Take time to let me see things. If I’m walking along and I get distracted by a pebble or a bottle cap it’s because I haven’t seen many of them, and they’re fascinating. I want to stop and look. Every flower is an adventure for me. So don’t hurry me along or drag me away. Don’t you want me to notice things?
When I get ready in the morning, please allow me some time. I can put on my own shoes. I can get into my own jacket, most of the time. If you rush me, if you insist on doing it for me because it takes too long for me to do it on my own, what are you teaching me? That I can’t do things?
It takes time for me to do stuff that you do easily. But when I do things for myself it makes me feel proud and grown up. I feel confident about everything. So take some extra time, and let me do it.
Sometimes when we’re out shopping and I see something I’ll say “I want it!” Please don’t misunderstand what I’m saying. Mostly I just mean that I want to hold it, whatever it is, for a while before I put it back. I don’t want to own it. I just want to know what it is, and by holding it I can get a better sense of it. I’m not telling you to buy it.
If I feel like dancing, will you dance with me? Wouldn’t that be fun? Why do they play music in stores if they don’t want us to dance?
I like it when we read stories together. I don’t always remember the stories. What I remember is snuggling up close to you, looking at the pictures and sharing that cozy feeling. Read it again! Please?
I can peel my own banana. It tastes better that way.
If you let me I can make up my own games.
Sometimes I get angry when I can’t say things, when I haven’t got the words. But I get much more angry and sad if I think you have lost patience with me trying.
Sometimes I’ll say: “I can’t do it” because I want you to do it for me. What I really mean is: can you help me and show me how to do it for myself?
Older Relative to Ellie (2 ¾) “What do you want to be when you grow up, Ellie?”
More Lessons from a very young child.
Eye contact matters.
Sometimes running to the store to pick up milk and eggs can be a great adventure. Those shopping carts are really a lot of fun.
Table manners are over-rated. So what if a bit of mess happens? Enjoy the food.
Naps are good. Anyone who’s cranky probably needs one.
If you bounce around and have fun it frees up a lot of things (even if it’s only your stroller breaking loose from its moorings…..)
Sometimes, as a baby, I know stuff I can’t put into words. But I still know it.
Whatever you do I will imitate, if only for a while.
There’s always something to smile or laugh about, just because it’s fun.
You’ll fall down and bump your head.
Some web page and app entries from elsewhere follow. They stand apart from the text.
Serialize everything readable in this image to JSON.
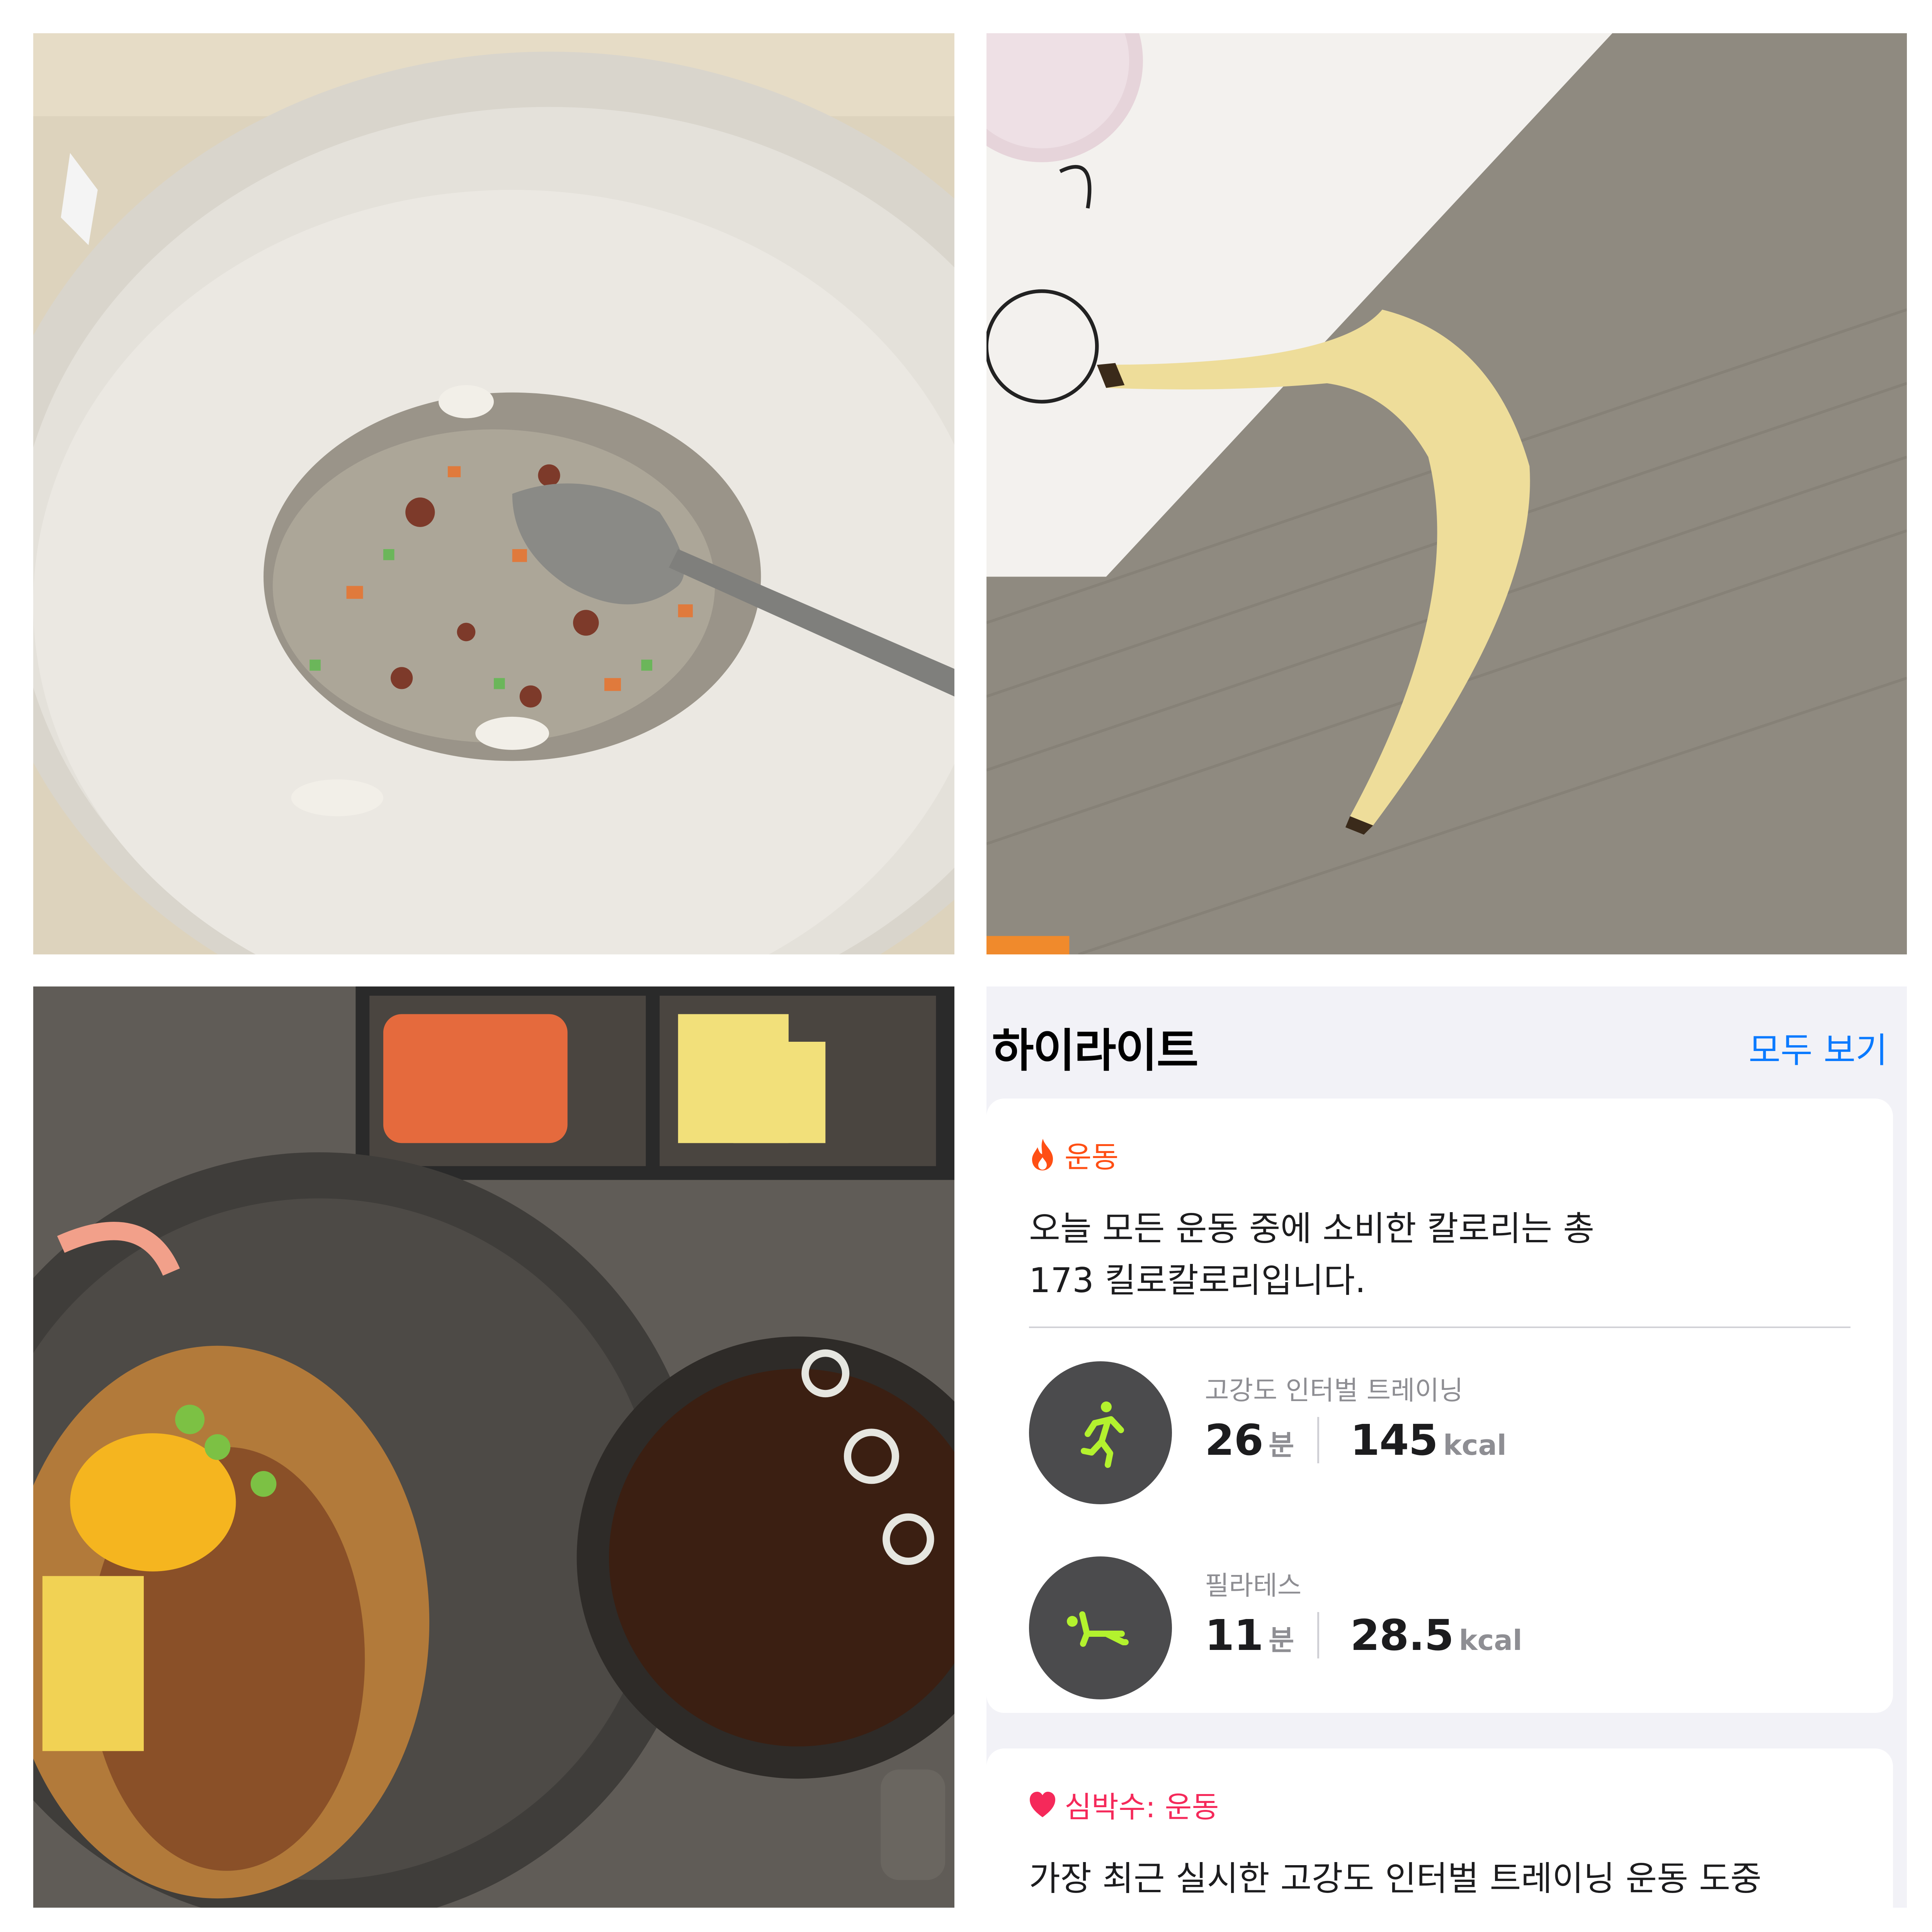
{
  "highlights": {
    "title": "하이라이트",
    "show_all_label": "모두 보기",
    "accent_color": "#0a7aff",
    "workout_card": {
      "category_label": "운동",
      "category_color": "#ff4f14",
      "category_icon": "flame-icon",
      "summary_line1": "오늘 모든 운동 중에 소비한 칼로리는 총",
      "summary_line2": "173 킬로칼로리입니다.",
      "activities": [
        {
          "name": "고강도 인터벌 트레이닝",
          "icon": "running-figure-icon",
          "duration_value": "26",
          "duration_unit": "분",
          "energy_value": "145",
          "energy_unit": "kcal"
        },
        {
          "name": "필라테스",
          "icon": "pilates-figure-icon",
          "duration_value": "11",
          "duration_unit": "분",
          "energy_value": "28.5",
          "energy_unit": "kcal"
        }
      ],
      "icon_color": "#b3f22e"
    },
    "heart_card": {
      "category_label": "심박수: 운동",
      "category_color": "#f5295a",
      "category_icon": "heart-icon",
      "summary_line1": "가장 최근 실시한 고강도 인터벌 트레이닝 운동 도중"
    }
  }
}
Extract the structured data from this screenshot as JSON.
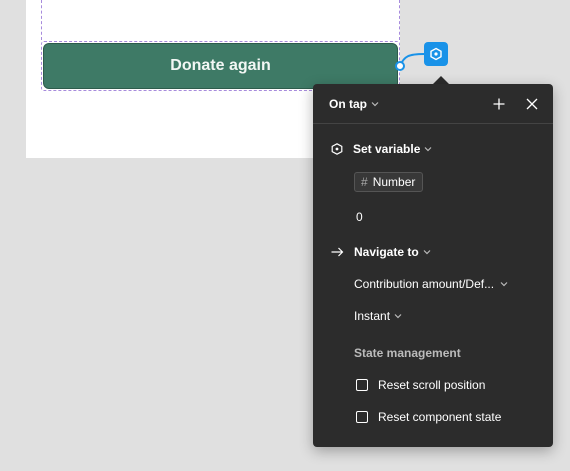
{
  "canvas": {
    "donate_button_label": "Donate again"
  },
  "interaction_panel": {
    "trigger_label": "On tap",
    "actions": [
      {
        "type_label": "Set variable",
        "variable_chip_label": "Number",
        "value": "0"
      },
      {
        "type_label": "Navigate to",
        "destination": "Contribution amount/Def...",
        "animation": "Instant"
      }
    ],
    "state_management": {
      "heading": "State management",
      "reset_scroll_label": "Reset scroll position",
      "reset_scroll_checked": false,
      "reset_component_label": "Reset component state",
      "reset_component_checked": false
    }
  },
  "colors": {
    "button_fill": "#3e7a66",
    "accent_blue": "#1992e8",
    "panel_bg": "#2c2c2c",
    "canvas_bg": "#e0e0e0"
  },
  "icons": [
    "variable-icon",
    "arrow-right-icon",
    "plus-icon",
    "close-icon",
    "hash-icon",
    "chevron-down-icon",
    "interaction-icon"
  ]
}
Don’t focus on it. There’s plenty more interesting stuff to do.
Some things are hard, like learning to walk. But if you stick with it you’ll get it soon enough. Giving up isn’t an option.
Play with the toys you want to play with. Don’t play with what anyone thinks you ought to have if you don’t feel like it.
It’s good to have a quiet corner to call your own. Claim one.
Further Lessons: taught by a very young child
You don’t have to respond to someone just because they call your name and want you to do something.
You don’t have to smile on demand.
You don’t have to be what anyone wants or expects you to be.
You don’t have to perform.
Love the people you trust. Trust is a feeling, not a calculation. Ask for what you want.
The people who are paying attention will understand what you mean right away, long before you have to shed tears.
Be you. Everyone who is paying attention to life will love that you’re being you and will become more themselves as a result.
Those who don’t get it won’t get it, ever.
Life asks us to play, and if that means the living room looks like a disaster zone after a few minutes that’s perfectly OK. It just goes to show that adults have stopped knowing how to play properly. It’s your job to teach them.
Sometimes the wrapping paper and cardboard box really are much more exciting than what’s inside.
Loud noises are scary. But anything that even comes half way close to being music is magic.
Wonder is everywhere.
Join in. It doesn’t matter if you can’t actually speak yet. You can still make encouraging sounds and be part of the conversation.
Tents are fun. Don’t let anyone tell you otherwise.